Krka National Park is one of the biggest attractions on the Dalmatian coast, where Krka lake flows over
a long series of waterfalls, known as Skradinski buk, towards the Adriatic at Sibenik. It's about halfway
between Split and Zadar, only an hour's drive from the latter.
I spent a very enjoyable afternoon here wandering in the lush eden of rivers, forests and wildlife.
The park itself was easy to find, and there's a bus takes you down to the falls from the car park as
part of your entrance ticket. You can also take a boat up the lake to see Visovac Monastery on its island,
but unfortunately I didn't have time.

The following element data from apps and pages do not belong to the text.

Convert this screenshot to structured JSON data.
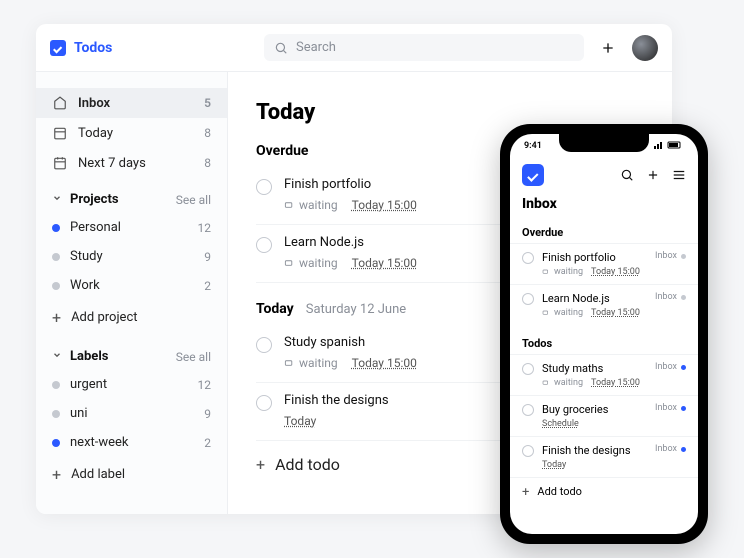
{
  "app": {
    "name": "Todos"
  },
  "topbar": {
    "search_placeholder": "Search",
    "plus": "+"
  },
  "sidebar": {
    "smart_lists": [
      {
        "label": "Inbox",
        "count": "5",
        "icon": "home"
      },
      {
        "label": "Today",
        "count": "8",
        "icon": "calendar-day"
      },
      {
        "label": "Next 7 days",
        "count": "8",
        "icon": "calendar-week"
      }
    ],
    "projects_header": "Projects",
    "see_all": "See all",
    "projects": [
      {
        "label": "Personal",
        "count": "12",
        "color": "#2b59ff"
      },
      {
        "label": "Study",
        "count": "9",
        "color": "#c5c9d0"
      },
      {
        "label": "Work",
        "count": "2",
        "color": "#c5c9d0"
      }
    ],
    "add_project": "Add project",
    "labels_header": "Labels",
    "labels": [
      {
        "label": "urgent",
        "count": "12",
        "color": "#c5c9d0"
      },
      {
        "label": "uni",
        "count": "9",
        "color": "#c5c9d0"
      },
      {
        "label": "next-week",
        "count": "2",
        "color": "#2b59ff"
      }
    ],
    "add_label": "Add label"
  },
  "main": {
    "title": "Today",
    "groups": [
      {
        "heading": "Overdue",
        "subheading": "",
        "tasks": [
          {
            "title": "Finish portfolio",
            "tag": "waiting",
            "due": "Today 15:00"
          },
          {
            "title": "Learn Node.js",
            "tag": "waiting",
            "due": "Today 15:00"
          }
        ]
      },
      {
        "heading": "Today",
        "subheading": "Saturday 12 June",
        "tasks": [
          {
            "title": "Study spanish",
            "tag": "waiting",
            "due": "Today 15:00"
          },
          {
            "title": "Finish the designs",
            "tag": "",
            "due": "Today"
          }
        ]
      }
    ],
    "add_todo": "Add todo"
  },
  "phone": {
    "time": "9:41",
    "title": "Inbox",
    "sections": [
      {
        "heading": "Overdue",
        "tasks": [
          {
            "title": "Finish portfolio",
            "tag": "waiting",
            "due": "Today 15:00",
            "list": "Inbox",
            "dot": "grey"
          },
          {
            "title": "Learn Node.js",
            "tag": "waiting",
            "due": "Today 15:00",
            "list": "Inbox",
            "dot": "grey"
          }
        ]
      },
      {
        "heading": "Todos",
        "tasks": [
          {
            "title": "Study maths",
            "tag": "waiting",
            "due": "Today 15:00",
            "list": "Inbox",
            "dot": "blue"
          },
          {
            "title": "Buy groceries",
            "tag": "",
            "due": "Schedule",
            "list": "Inbox",
            "dot": "blue"
          },
          {
            "title": "Finish the designs",
            "tag": "",
            "due": "Today",
            "list": "Inbox",
            "dot": "blue"
          }
        ]
      }
    ],
    "add_todo": "Add todo"
  },
  "colors": {
    "accent": "#2b59ff"
  }
}
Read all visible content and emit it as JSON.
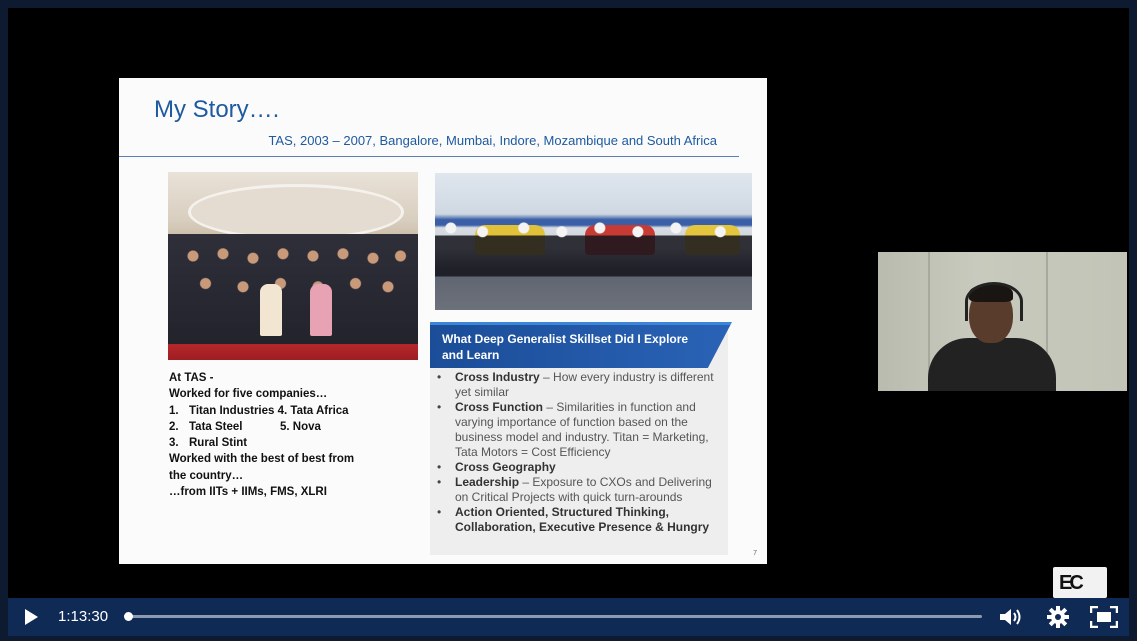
{
  "slide": {
    "title": "My Story….",
    "subtitle": "TAS, 2003 – 2007, Bangalore, Mumbai, Indore, Mozambique and South Africa",
    "tas": {
      "heading": "At TAS -",
      "line1": "Worked for five companies…",
      "row1_num": "1.",
      "row1_text": "Titan Industries 4. Tata Africa",
      "row2_num": "2.",
      "row2_text": "Tata Steel",
      "row2_extra": "5. Nova",
      "row3_num": "3.",
      "row3_text": "Rural Stint",
      "line2": "Worked with the best of best from",
      "line3": "the country…",
      "line4": "…from IITs + IIMs, FMS, XLRI"
    },
    "skills": {
      "header": "What Deep Generalist Skillset Did I Explore and Learn",
      "items": [
        {
          "bold": "Cross Industry",
          "rest": " – How every industry is different yet similar"
        },
        {
          "bold": "Cross Function",
          "rest": " – Similarities in function and varying importance of function based on the business model and industry. Titan = Marketing, Tata Motors = Cost Efficiency"
        },
        {
          "bold": "Cross Geography",
          "rest": ""
        },
        {
          "bold": "Leadership",
          "rest": " – Exposure to CXOs and Delivering on Critical Projects with quick turn-arounds"
        },
        {
          "bold": "Action Oriented, Structured Thinking, Collaboration, Executive Presence & Hungry",
          "rest": ""
        }
      ]
    },
    "page_number": "7"
  },
  "controls": {
    "time": "1:13:30",
    "progress": 0.0,
    "icons": {
      "play": "play-icon",
      "volume": "volume-icon",
      "settings": "gear-icon",
      "fullscreen": "fullscreen-icon"
    }
  },
  "logo": {
    "text": "EC"
  },
  "colors": {
    "player_bg": "#0d1a30",
    "controls_bg": "#0f2a55",
    "slide_title": "#1f5aa0",
    "skill_header": "#1b4d98"
  }
}
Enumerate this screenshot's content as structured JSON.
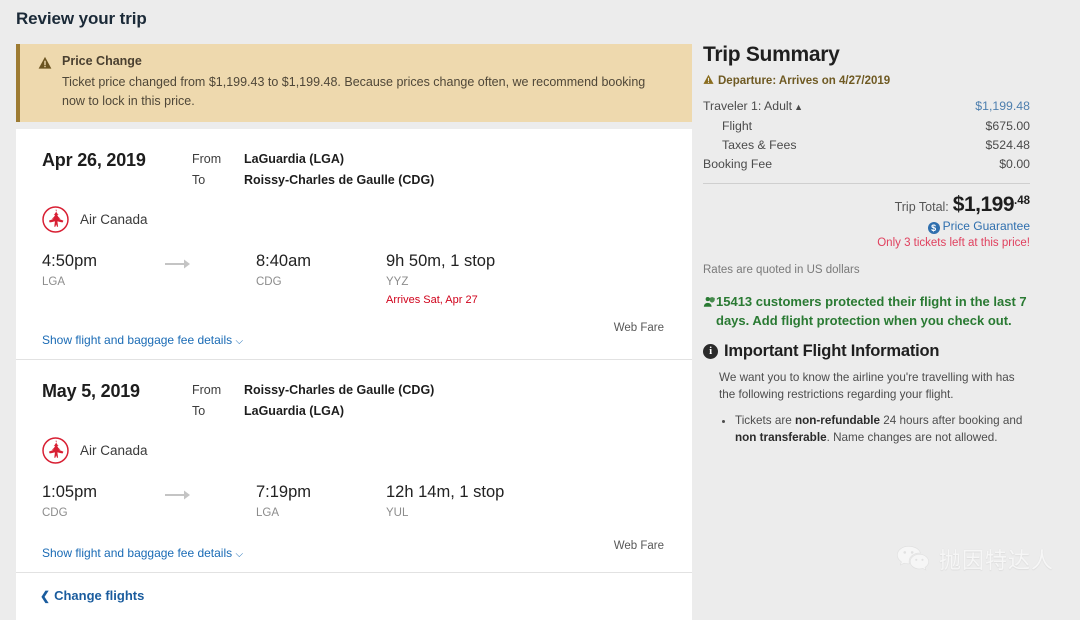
{
  "page_title": "Review your trip",
  "alert": {
    "icon": "warning-triangle-icon",
    "title": "Price Change",
    "body": "Ticket price changed from $1,199.43 to $1,199.48. Because prices change often, we recommend booking now to lock in this price."
  },
  "segments": [
    {
      "date": "Apr 26, 2019",
      "from_label": "From",
      "to_label": "To",
      "from_value": "LaGuardia (LGA)",
      "to_value": "Roissy-Charles de Gaulle (CDG)",
      "airline": "Air Canada",
      "fare_type": "Web Fare",
      "depart_time": "4:50pm",
      "depart_code": "LGA",
      "arrive_time": "8:40am",
      "arrive_code": "CDG",
      "duration": "9h 50m, 1 stop",
      "stop_code": "YYZ",
      "arrives_note": "Arrives Sat, Apr 27",
      "details_link": "Show flight and baggage fee details"
    },
    {
      "date": "May 5, 2019",
      "from_label": "From",
      "to_label": "To",
      "from_value": "Roissy-Charles de Gaulle (CDG)",
      "to_value": "LaGuardia (LGA)",
      "airline": "Air Canada",
      "fare_type": "Web Fare",
      "depart_time": "1:05pm",
      "depart_code": "CDG",
      "arrive_time": "7:19pm",
      "arrive_code": "LGA",
      "duration": "12h 14m, 1 stop",
      "stop_code": "YUL",
      "arrives_note": "",
      "details_link": "Show flight and baggage fee details"
    }
  ],
  "change_flights_label": "Change flights",
  "summary": {
    "title": "Trip Summary",
    "departure_note": "Departure: Arrives on 4/27/2019",
    "rows": [
      {
        "label": "Traveler 1: Adult",
        "value": "$1,199.48",
        "style": "link",
        "indent": false
      },
      {
        "label": "Flight",
        "value": "$675.00",
        "style": "plain",
        "indent": true
      },
      {
        "label": "Taxes & Fees",
        "value": "$524.48",
        "style": "plain",
        "indent": true
      },
      {
        "label": "Booking Fee",
        "value": "$0.00",
        "style": "plain",
        "indent": false
      }
    ],
    "total_label": "Trip Total:",
    "total_amount": "$1,199",
    "total_cents": ".48",
    "price_guarantee": "Price Guarantee",
    "tickets_left": "Only 3 tickets left at this price!",
    "rates_note": "Rates are quoted in US dollars",
    "protection_text": "15413 customers protected their flight in the last 7 days. Add flight protection when you check out.",
    "important_title": "Important Flight Information",
    "important_body": "We want you to know the airline you're travelling with has the following restrictions regarding your flight.",
    "important_bullet_pre": "Tickets are ",
    "important_bullet_b1": "non-refundable",
    "important_bullet_mid": " 24 hours after booking and ",
    "important_bullet_b2": "non transferable",
    "important_bullet_post": ". Name changes are not allowed."
  },
  "watermark": {
    "icon": "wechat-icon",
    "text": "抛因特达人"
  },
  "colors": {
    "page_bg": "#ececec",
    "alert_bg": "#eed9ae",
    "alert_border": "#9d7b32",
    "link_blue": "#1a6bb5",
    "accent_red": "#d0021b",
    "green": "#2a7a33",
    "airline_red": "#d81f33"
  }
}
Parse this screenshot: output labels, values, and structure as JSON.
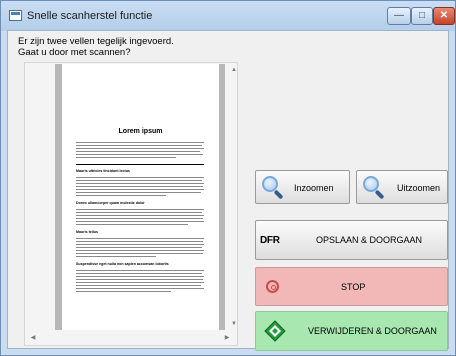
{
  "window": {
    "title": "Snelle scanherstel functie",
    "controls": {
      "minimize": "—",
      "maximize": "□",
      "close": "✕"
    }
  },
  "prompt": {
    "line1": "Er zijn twee vellen tegelijk ingevoerd.",
    "line2": "Gaat u door met scannen?"
  },
  "preview": {
    "doc_title": "Lorem ipsum",
    "headings": [
      "Mauris ultricies tincidunt lectus",
      "Donec ullamcorper quam molestie dolor",
      "Mauris tellus",
      "Suspendisse eget nulla non sapien accumsan lobortis"
    ]
  },
  "buttons": {
    "zoom_in": "Inzoomen",
    "zoom_out": "Uitzoomen",
    "save_continue": "OPSLAAN & DOORGAAN",
    "save_icon_text": "DFR",
    "stop": "STOP",
    "delete_continue": "VERWIJDEREN & DOORGAAN"
  },
  "icons": {
    "zoom_in": "magnifier-icon",
    "zoom_out": "magnifier-icon",
    "save": "dfr-logo-icon",
    "stop": "stop-icon",
    "delete": "green-diamond-arrow-icon"
  },
  "colors": {
    "stop_button": "#f2b8b8",
    "delete_button": "#a8e8b0",
    "close_button": "#c4442a"
  }
}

There is a series of low wooden walkways which take you in a meandering route across the main area of
The Krka river was teeming with fish, these ones apparently sitting still as they swim against the current.
I guess they were waiting for something tasty to float their way.
It took me a while to finally spot one of these very noisy frogs amongst all the greenery, as their
camouflage is so good.
Bright blue dragonflies float around the reeds.
Small step waterfall. This series of falls is the longest in Croatia.
I photographed these medium falls using a long exposure, to try to get that smooth blur effect of fast
Falls getting larger and larger the further downstream I go.
Finally they hit the lowest point, although this is just one in a great sweep of falls.
The surrounding area was all lush dense forest, but only within the canyon itself. Outside it was the
regular, much drier scrubland of Croatia.
Swimmers taking a break by the main falls of Skradinski buk.
The Krka waterfalls in all of their glory.
There were a lot of people swimming around, if only I'd brought my own swim gear. At least I was able
to get some really nice shots.
Houses and shops on the opposite bank to the falls.
A small church further up the hill, back towards the bus stop.
I was surprised to learn that this was the site of the world's second commercial hydroelectric
power plant, Jaruga, brought online in 1895. The first started production only weeks earlier, at
This turbine remains as a monument to the innovation.
Parts of the waterfall flow right past these buildings, seemingly kept out only by the perimeter walls.
I was able to get a number of good shots from this handy walkway, built for the punters to get the best
An old man takes in the view, with sensible and ergonomic "umbrella hat" sun precautions.